I work like a pack mule, but it’s my own choice. I’m like a galley slave who’s chained for life to his oar but who loves the oar. Everything about it . . . I go over each sentence, time and again. I start by cutting all the words it can do without. You have to keep your eye on the job because words are very sly, the rubbishy ones go into hiding and you have to dig them out—repetitions, synonyms, things that simply don’t mean anything. . . . I go over every image, metaphor, comparison, to see if they are fresh and accurate. If you can’t find the right adjective for a noun, leave it alone. Let the noun stand by itself. A comparison must be as accurate as a slide rule, and as natural as the smell of fennel. . . . I take out all the participles and adverbs I can. . . . Adverbs are lighter. They can even lend you wings in a way. But too many of them make the language spineless. . . . A noun needs only one adjective, the choicest. Only a genius can afford two adjectives to one noun. . . . Line is as important in prose as in an engraving. It has to be clear and hard. . . . But the most important thing of all . . . is not to kill the story by working on it. Or else all your labor has been in vain. It’s like walking a tight-rope. Well, there it is. . . . We ought all to take an oath not to mess up our job.
From Reading Like A Writer by Francine Prose, Harper Collins Publishers, 2006, p 263.
Our job! There is not a shred of doubt that Babel took his work with the utmost seriousness, and viewed everything he did to further his writing as his life’s work.
His life’s work; interesting; we’re straying far from mere work here. Life’s work implies something loftier than mere everyday work. It implies a calling, a devotion, a dedication that goes beyond what most do day to day in the workplace.
Is writing an invigorating pastime one runs to when time and other demands allow? Or, is writing work, serious work? Does it rise to a calling? A craft, an art form, a passion, a compulsion, even an addiction?
I believe it’s all of the above. It takes time, effort, skill, and application. It’s not always fun, and it’s often cuttingly difficult. And yes, sometimes boring. Put this way, writing sounds like “work” to me.
But, like Babel, I do feel that I “work like a pack mule” on my writing. And, yes, it’s my own choice; I am chained to the oar, and I love the oar!
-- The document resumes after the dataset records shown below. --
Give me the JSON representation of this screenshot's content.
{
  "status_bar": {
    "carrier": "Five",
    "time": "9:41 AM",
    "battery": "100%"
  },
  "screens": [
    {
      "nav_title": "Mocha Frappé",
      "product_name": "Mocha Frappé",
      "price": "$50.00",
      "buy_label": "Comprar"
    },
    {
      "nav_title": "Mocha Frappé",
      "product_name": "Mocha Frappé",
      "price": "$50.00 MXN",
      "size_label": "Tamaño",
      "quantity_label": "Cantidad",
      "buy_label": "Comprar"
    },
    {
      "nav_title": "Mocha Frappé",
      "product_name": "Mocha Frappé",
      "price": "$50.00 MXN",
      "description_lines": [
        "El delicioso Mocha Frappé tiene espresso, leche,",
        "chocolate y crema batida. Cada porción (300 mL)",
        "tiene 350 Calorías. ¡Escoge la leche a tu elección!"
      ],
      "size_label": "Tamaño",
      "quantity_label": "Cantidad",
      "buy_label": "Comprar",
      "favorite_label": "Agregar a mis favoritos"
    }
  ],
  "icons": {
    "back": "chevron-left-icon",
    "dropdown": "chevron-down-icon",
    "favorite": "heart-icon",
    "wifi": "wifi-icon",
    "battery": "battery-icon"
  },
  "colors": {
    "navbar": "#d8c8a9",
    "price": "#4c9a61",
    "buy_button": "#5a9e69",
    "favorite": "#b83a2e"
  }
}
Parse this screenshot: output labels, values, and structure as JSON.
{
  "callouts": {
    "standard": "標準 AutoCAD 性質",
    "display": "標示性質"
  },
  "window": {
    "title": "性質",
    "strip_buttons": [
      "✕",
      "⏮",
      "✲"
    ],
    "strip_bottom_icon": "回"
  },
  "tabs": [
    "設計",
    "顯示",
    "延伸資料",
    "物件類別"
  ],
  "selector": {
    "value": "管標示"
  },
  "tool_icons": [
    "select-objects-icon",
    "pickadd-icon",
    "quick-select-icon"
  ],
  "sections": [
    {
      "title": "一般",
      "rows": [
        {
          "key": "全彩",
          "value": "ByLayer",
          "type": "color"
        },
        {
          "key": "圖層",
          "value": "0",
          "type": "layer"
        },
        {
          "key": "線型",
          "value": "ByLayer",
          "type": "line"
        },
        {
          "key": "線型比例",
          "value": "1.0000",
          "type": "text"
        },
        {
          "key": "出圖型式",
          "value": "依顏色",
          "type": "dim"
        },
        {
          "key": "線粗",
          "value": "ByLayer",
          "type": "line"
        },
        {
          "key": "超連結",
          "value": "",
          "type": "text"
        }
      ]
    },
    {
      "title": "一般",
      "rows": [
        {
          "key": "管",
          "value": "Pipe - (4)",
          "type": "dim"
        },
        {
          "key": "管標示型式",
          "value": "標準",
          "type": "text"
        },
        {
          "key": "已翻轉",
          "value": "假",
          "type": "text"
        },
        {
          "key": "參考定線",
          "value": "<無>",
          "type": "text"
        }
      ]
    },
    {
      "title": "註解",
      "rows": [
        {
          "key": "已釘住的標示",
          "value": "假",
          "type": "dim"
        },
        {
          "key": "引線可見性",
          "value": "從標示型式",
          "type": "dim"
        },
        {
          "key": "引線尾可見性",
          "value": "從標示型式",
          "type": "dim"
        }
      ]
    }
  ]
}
Heard this way, writing lofts into a calling, and can border on compulsion.
And, like Richard Ford, I also use “work” to describe what I do because it comes closest to conveying, as Ford states, that “…when I do it, I mean it, and would like you to take it and me seriously”.